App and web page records
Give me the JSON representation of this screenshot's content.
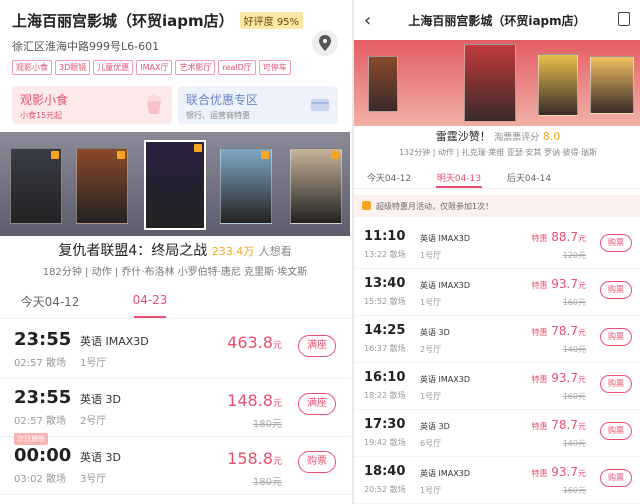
{
  "left": {
    "cinema_name": "上海百丽宫影城（环贸iapm店）",
    "rating_badge": "好评度 95%",
    "address": "徐汇区淮海中路999号L6-601",
    "tags": [
      "观影小食",
      "3D眼镜",
      "儿童优惠",
      "IMAX厅",
      "艺术影厅",
      "realD厅",
      "可停车"
    ],
    "promos": [
      {
        "title": "观影小食",
        "sub": "小食15元起"
      },
      {
        "title": "联合优惠专区",
        "sub": "银行、运营商特惠"
      }
    ],
    "posters": [
      {
        "color": "#3b3d47"
      },
      {
        "color": "#8a4a2a"
      },
      {
        "color": "#2a2040"
      },
      {
        "color": "#7fa8c8"
      },
      {
        "color": "#c6b39a"
      },
      {
        "color": "#e0b24a"
      }
    ],
    "movie": {
      "title": "复仇者联盟4：终局之战",
      "want_count": "233.4万",
      "want_label": "人想看",
      "meta": "182分钟 | 动作 | 乔什·布洛林 小罗伯特·唐尼 克里斯·埃文斯"
    },
    "dates": [
      {
        "label": "今天04-12"
      },
      {
        "label": "04-23"
      }
    ],
    "showtimes": [
      {
        "start": "23:55",
        "end": "02:57 散场",
        "lang": "英语 IMAX3D",
        "hall": "1号厅",
        "price": "463.8",
        "unit": "元",
        "orig": "",
        "button": "满座",
        "next_day": ""
      },
      {
        "start": "23:55",
        "end": "02:57 散场",
        "lang": "英语 3D",
        "hall": "2号厅",
        "price": "148.8",
        "unit": "元",
        "orig": "180元",
        "button": "满座",
        "next_day": ""
      },
      {
        "start": "00:00",
        "end": "03:02 散场",
        "lang": "英语 3D",
        "hall": "3号厅",
        "price": "158.8",
        "unit": "元",
        "orig": "180元",
        "button": "购票",
        "next_day": "次日放映"
      }
    ]
  },
  "right": {
    "title": "上海百丽宫影城（环贸iapm店）",
    "movie": {
      "title": "雷霆沙赞！",
      "score_label": "淘票票评分",
      "score": "8.0",
      "meta": "132分钟 | 动作 | 扎克瑞·莱维 亚瑟·安其 罗讷·彼得·瑞斯"
    },
    "dates": [
      {
        "label": "今天04-12"
      },
      {
        "label": "明天04-13"
      },
      {
        "label": "后天04-14"
      }
    ],
    "notice": "超级特惠月活动，仅限参加1次！",
    "showtimes": [
      {
        "start": "11:10",
        "end": "13:22 散场",
        "lang": "英语 IMAX3D",
        "hall": "1号厅",
        "price_label": "特惠",
        "price": "88.7",
        "unit": "元",
        "orig": "120元",
        "button": "购票"
      },
      {
        "start": "13:40",
        "end": "15:52 散场",
        "lang": "英语 IMAX3D",
        "hall": "1号厅",
        "price_label": "特惠",
        "price": "93.7",
        "unit": "元",
        "orig": "160元",
        "button": "购票"
      },
      {
        "start": "14:25",
        "end": "16:37 散场",
        "lang": "英语 3D",
        "hall": "2号厅",
        "price_label": "特惠",
        "price": "78.7",
        "unit": "元",
        "orig": "140元",
        "button": "购票"
      },
      {
        "start": "16:10",
        "end": "18:22 散场",
        "lang": "英语 IMAX3D",
        "hall": "1号厅",
        "price_label": "特惠",
        "price": "93.7",
        "unit": "元",
        "orig": "160元",
        "button": "购票"
      },
      {
        "start": "17:30",
        "end": "19:42 散场",
        "lang": "英语 3D",
        "hall": "6号厅",
        "price_label": "特惠",
        "price": "78.7",
        "unit": "元",
        "orig": "140元",
        "button": "购票"
      },
      {
        "start": "18:40",
        "end": "20:52 散场",
        "lang": "英语 IMAX3D",
        "hall": "1号厅",
        "price_label": "特惠",
        "price": "93.7",
        "unit": "元",
        "orig": "160元",
        "button": "购票"
      }
    ]
  },
  "colors": {
    "accent": "#e8506f",
    "star": "#f6a623",
    "banner": "#e35d64"
  }
}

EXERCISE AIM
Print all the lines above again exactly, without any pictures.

EXERCISE RESULT
Give me the JSON representation of this screenshot's content.
{
  "left": {
    "cinema_name": "上海百丽宫影城（环贸iapm店）",
    "rating_badge": "好评度 95%",
    "address": "徐汇区淮海中路999号L6-601",
    "tags": [
      "观影小食",
      "3D眼镜",
      "儿童优惠",
      "IMAX厅",
      "艺术影厅",
      "realD厅",
      "可停车"
    ],
    "promos": [
      {
        "title": "观影小食",
        "sub": "小食15元起"
      },
      {
        "title": "联合优惠专区",
        "sub": "银行、运营商特惠"
      }
    ],
    "posters": [
      {
        "color": "#3b3d47"
      },
      {
        "color": "#8a4a2a"
      },
      {
        "color": "#2a2040"
      },
      {
        "color": "#7fa8c8"
      },
      {
        "color": "#c6b39a"
      },
      {
        "color": "#e0b24a"
      }
    ],
    "movie": {
      "title": "复仇者联盟4：终局之战",
      "want_count": "233.4万",
      "want_label": "人想看",
      "meta": "182分钟 | 动作 | 乔什·布洛林 小罗伯特·唐尼 克里斯·埃文斯"
    },
    "dates": [
      {
        "label": "今天04-12"
      },
      {
        "label": "04-23"
      }
    ],
    "showtimes": [
      {
        "start": "23:55",
        "end": "02:57 散场",
        "lang": "英语 IMAX3D",
        "hall": "1号厅",
        "price": "463.8",
        "unit": "元",
        "orig": "",
        "button": "满座",
        "next_day": ""
      },
      {
        "start": "23:55",
        "end": "02:57 散场",
        "lang": "英语 3D",
        "hall": "2号厅",
        "price": "148.8",
        "unit": "元",
        "orig": "180元",
        "button": "满座",
        "next_day": ""
      },
      {
        "start": "00:00",
        "end": "03:02 散场",
        "lang": "英语 3D",
        "hall": "3号厅",
        "price": "158.8",
        "unit": "元",
        "orig": "180元",
        "button": "购票",
        "next_day": "次日放映"
      }
    ]
  },
  "right": {
    "title": "上海百丽宫影城（环贸iapm店）",
    "movie": {
      "title": "雷霆沙赞！",
      "score_label": "淘票票评分",
      "score": "8.0",
      "meta": "132分钟 | 动作 | 扎克瑞·莱维 亚瑟·安其 罗讷·彼得·瑞斯"
    },
    "dates": [
      {
        "label": "今天04-12"
      },
      {
        "label": "明天04-13"
      },
      {
        "label": "后天04-14"
      }
    ],
    "notice": "超级特惠月活动，仅限参加1次！",
    "showtimes": [
      {
        "start": "11:10",
        "end": "13:22 散场",
        "lang": "英语 IMAX3D",
        "hall": "1号厅",
        "price_label": "特惠",
        "price": "88.7",
        "unit": "元",
        "orig": "120元",
        "button": "购票"
      },
      {
        "start": "13:40",
        "end": "15:52 散场",
        "lang": "英语 IMAX3D",
        "hall": "1号厅",
        "price_label": "特惠",
        "price": "93.7",
        "unit": "元",
        "orig": "160元",
        "button": "购票"
      },
      {
        "start": "14:25",
        "end": "16:37 散场",
        "lang": "英语 3D",
        "hall": "2号厅",
        "price_label": "特惠",
        "price": "78.7",
        "unit": "元",
        "orig": "140元",
        "button": "购票"
      },
      {
        "start": "16:10",
        "end": "18:22 散场",
        "lang": "英语 IMAX3D",
        "hall": "1号厅",
        "price_label": "特惠",
        "price": "93.7",
        "unit": "元",
        "orig": "160元",
        "button": "购票"
      },
      {
        "start": "17:30",
        "end": "19:42 散场",
        "lang": "英语 3D",
        "hall": "6号厅",
        "price_label": "特惠",
        "price": "78.7",
        "unit": "元",
        "orig": "140元",
        "button": "购票"
      },
      {
        "start": "18:40",
        "end": "20:52 散场",
        "lang": "英语 IMAX3D",
        "hall": "1号厅",
        "price_label": "特惠",
        "price": "93.7",
        "unit": "元",
        "orig": "160元",
        "button": "购票"
      }
    ]
  },
  "colors": {
    "accent": "#e8506f",
    "star": "#f6a623",
    "banner": "#e35d64"
  }
}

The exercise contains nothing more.